Outside of breaking a bubble screen or sprinting deep, Holland is also a likely candidate to return kicks, a role he gained significant experience at in 2008. As Jairus Byrd heads to the league, the Ducks will be looking for a new man to take over the PR duties.
With so much talent on the roster, so many receivers utilized in the spread, and a new position coach in Scott Frost heading into 2009, it's hard to predict what will happen next year. But the USC-transfer Holland certainly has all the ability needed to get the job done.
Whether Duck fans see him more on special teams or at WR doesn't matter, as long as they're seeing him breaking away for another TD.
The Ducks go into 2009 having lost three-fourths of one of their better defensive lines in recent memory. Like the WR position, there's a big group of guys looking to step up, led by Tony Celotto.
With an NFL-veteran for a father and a solid, 6'3" frame, Celotto has the natural ability to line up and play on the interior line in the Pac-10. The real question about Celotto is his health.
Throughout his first two years with the Ducks, he has been hampered by nagging injuries that have limited his playing time. However, with spring drills poised to begin, he's finally healthy, leaving fans with fingers crossed. He has shown that he has the will to fight through it, making the field in 12 of the Ducks' 13 games last year.
If healthy, Celotto should be able to harness the talent that led to 32 sacks in his final two years of high school. He has good speed for a DT, which will be useful as he tries to find his way into gaps and maintain the level of play that put the Ducks second in the Pac-10 in rushing defense.
Statistically Oregon's top reserve DT in 2008, Celotto is in a great position to make a splash in 2009. Despite a new position coach in Jerry Azzinaro, Oregon will likely maintain their plug-and-play, frequently substituting philosophy on the D-line. This means that the opportunity for snaps is there if Celotto can impress the gruff new duo of Kelly and Azzinaro.
If he can, there's no reason why he can't be the most solid Duck on the interior of the line.
***Coletto has just left the team.
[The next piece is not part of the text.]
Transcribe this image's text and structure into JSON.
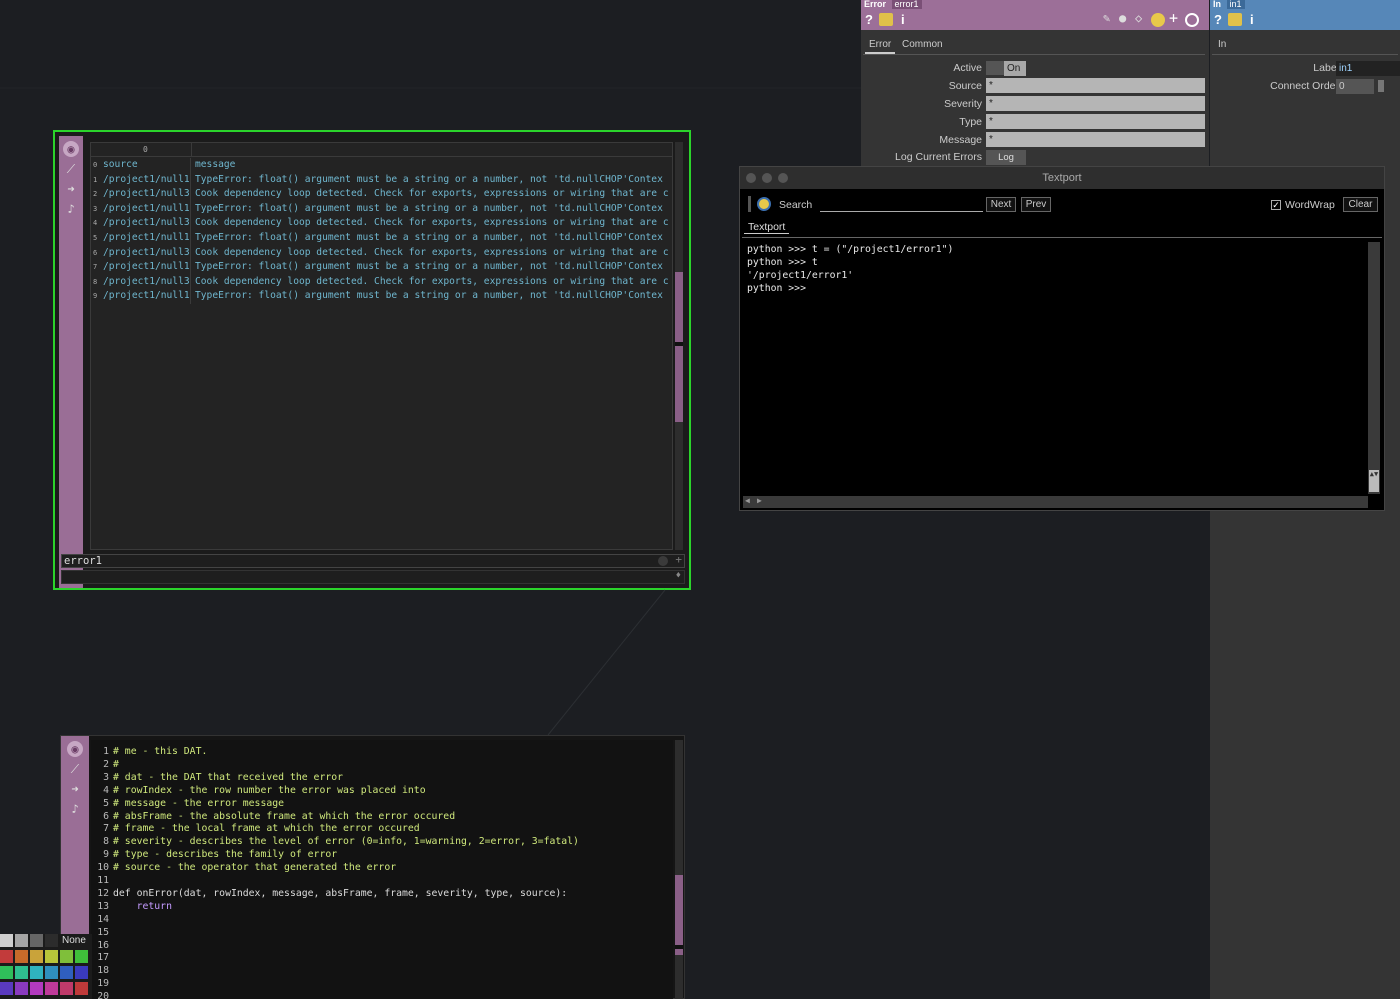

I'm sure many Oregon fans hope he changes his mind, but unless that actually happens, look for Jr. Blake Ferras and Jr. transfer Terrance Montgomery to plug up the middle for the Ducks.***